Truth be told I never expected a different outcome from Missouri Presbytery. All along they have proven reluctant to consider the possibility that one of their members had strayed from the Westminster Standards. Their initial attack against the 29 signers of the "Letter of Concern" indicated that they were less concerned about the purity of the church than relationships and protecting one of their own (along with their own reputation). Obviously they see themselves as the theological norm for the PCA - what they permit should be permissible for all 70+ presbyteries and what they forbid should be forbidden in all 70+ presbyteries. So much for the Westminster Standards and the historic interpretation of those standards.
As one who signed the original Letter of Concern I was contacted by both sub-committees of Missouri Presbytery who were conducting that investigation. Only a small portion of what I communicated back to those committees was ever incorporated in their 123 page report exonerating TE Meyers (here). What's galling about all of this is their accusation that the Letter of Concern was selective about TE Meyers' writings and didn't do justice to the full corpus of his work. Yet, their investigation actually ignored the topics I personally asked them to investigate (complete with Meyers' own words along with dates and where he posted them on the internet). And, instead of using the Letter of Concern as a starting point to conduct their own investigation they never went beyond that document. Furthermore, I made the following request to the committee chair investigating TE Meyers' theological views:
In your investigation I trust that Missouri Presbytery would review Rev. Meyers' exceptions to our standards classifying them per RAO 16-3.e.5 and including this in the presbytery minutes.What I hoped was that Missouri Presbytery would put a rest to all of this wrangling by clearly examining TE Meyers with regard to any exceptions he has to the Westminster Standards and classifying them per the standards noted above. Instead Missouri Presbytery ignored the question. They allowed TE Meyers to hide behind the word 'scruple' (a word not recognized by our constitution) and never really bothered to investigate whether his views have changed over the last 17 years.

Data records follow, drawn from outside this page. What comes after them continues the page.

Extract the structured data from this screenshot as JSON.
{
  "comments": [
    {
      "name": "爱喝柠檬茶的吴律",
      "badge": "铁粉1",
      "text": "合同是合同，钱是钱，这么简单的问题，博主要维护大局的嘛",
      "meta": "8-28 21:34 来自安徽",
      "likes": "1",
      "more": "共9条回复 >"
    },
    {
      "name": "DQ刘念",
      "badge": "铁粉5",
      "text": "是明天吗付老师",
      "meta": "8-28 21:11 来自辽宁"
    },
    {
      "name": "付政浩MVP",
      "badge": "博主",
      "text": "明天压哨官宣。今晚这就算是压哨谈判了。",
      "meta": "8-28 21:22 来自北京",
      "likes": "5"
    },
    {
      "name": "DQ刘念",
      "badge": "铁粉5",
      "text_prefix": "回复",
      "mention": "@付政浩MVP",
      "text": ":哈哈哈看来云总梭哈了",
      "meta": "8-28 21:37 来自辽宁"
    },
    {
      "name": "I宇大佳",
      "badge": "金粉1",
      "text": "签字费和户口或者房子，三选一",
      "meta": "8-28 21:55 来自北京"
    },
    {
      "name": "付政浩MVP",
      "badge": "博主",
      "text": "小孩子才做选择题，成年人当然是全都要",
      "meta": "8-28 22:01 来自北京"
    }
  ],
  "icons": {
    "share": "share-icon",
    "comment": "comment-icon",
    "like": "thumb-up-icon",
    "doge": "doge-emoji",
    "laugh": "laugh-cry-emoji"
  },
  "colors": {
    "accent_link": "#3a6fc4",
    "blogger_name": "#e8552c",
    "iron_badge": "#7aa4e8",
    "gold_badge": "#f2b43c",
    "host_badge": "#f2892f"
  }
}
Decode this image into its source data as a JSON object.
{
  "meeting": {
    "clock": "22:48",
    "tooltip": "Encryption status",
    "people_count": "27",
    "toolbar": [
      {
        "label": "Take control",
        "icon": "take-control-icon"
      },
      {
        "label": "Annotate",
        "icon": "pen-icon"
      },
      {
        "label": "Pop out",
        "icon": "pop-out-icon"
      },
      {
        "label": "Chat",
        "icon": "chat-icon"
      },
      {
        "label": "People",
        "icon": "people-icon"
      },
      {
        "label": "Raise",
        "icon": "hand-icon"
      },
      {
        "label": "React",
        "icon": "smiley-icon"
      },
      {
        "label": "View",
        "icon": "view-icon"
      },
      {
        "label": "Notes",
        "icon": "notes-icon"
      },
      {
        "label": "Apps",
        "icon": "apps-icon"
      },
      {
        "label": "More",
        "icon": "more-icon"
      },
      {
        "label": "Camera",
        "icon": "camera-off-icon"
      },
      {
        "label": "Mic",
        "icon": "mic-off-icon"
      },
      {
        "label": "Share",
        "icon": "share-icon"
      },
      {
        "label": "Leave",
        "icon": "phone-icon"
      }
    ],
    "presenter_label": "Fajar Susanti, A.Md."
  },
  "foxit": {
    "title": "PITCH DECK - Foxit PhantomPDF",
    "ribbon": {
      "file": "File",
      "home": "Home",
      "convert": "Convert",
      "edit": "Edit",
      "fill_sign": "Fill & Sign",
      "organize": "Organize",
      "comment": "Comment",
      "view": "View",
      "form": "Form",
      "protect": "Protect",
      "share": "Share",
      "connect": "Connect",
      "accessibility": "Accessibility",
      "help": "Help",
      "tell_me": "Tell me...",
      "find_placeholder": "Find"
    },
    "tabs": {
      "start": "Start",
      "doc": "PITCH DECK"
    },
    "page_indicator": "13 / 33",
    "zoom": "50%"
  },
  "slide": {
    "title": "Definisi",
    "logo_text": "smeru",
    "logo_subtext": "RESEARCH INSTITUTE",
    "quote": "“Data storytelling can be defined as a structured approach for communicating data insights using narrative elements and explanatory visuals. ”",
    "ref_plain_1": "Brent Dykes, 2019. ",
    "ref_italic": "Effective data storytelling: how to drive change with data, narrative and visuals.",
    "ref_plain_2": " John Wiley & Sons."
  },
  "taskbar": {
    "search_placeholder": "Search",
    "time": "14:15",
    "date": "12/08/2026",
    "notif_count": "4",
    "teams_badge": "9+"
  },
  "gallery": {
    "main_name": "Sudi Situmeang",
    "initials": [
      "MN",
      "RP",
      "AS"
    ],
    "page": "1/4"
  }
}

I would also note that once the Letter of Concern went public (something I had nothing to do with) TE Meyers issued an apology to his presbytery that was also posted on the internet. That apology achieved two ends: First, it disarmed the presbytery by asserting that he had used intemperate and imprecise language when debating on the internet, nothing more. Second, that apology became the demarcation of what Missouri Presbytery would investigate. Since many of the citations in the Letter of Concern were dated to a certain period of time when TE Meyers was engaged in "intemperate and imprecise theological debate" and he was "sorry" for being unclear, Missouri Presbytery didn't pursue those things. In the end TE Meyers absolved himself of all responsibility and Missouri Presbytery said, "Fine with us."
For those who want to learn more go here. For those who understand what is at stake consider this comment found at the same link:
The truth is we have a rogue, rebellious presbytery, one that has shown itself out of accord with the mind of the General Assembly expressed in 2007.As an alumnus of that school I am less than thrilled by what I see happening. Furthermore, having completed my internship in Missouri Presbytery and knowing several who labor in its bounds, my opinion of that court has dropped significantly.
More fundamentally, we have an entire presbytery that does not understand salvation by grace alone through faith alone.
That our denominational seminary sits right in the heart of it does not pass unnoticed.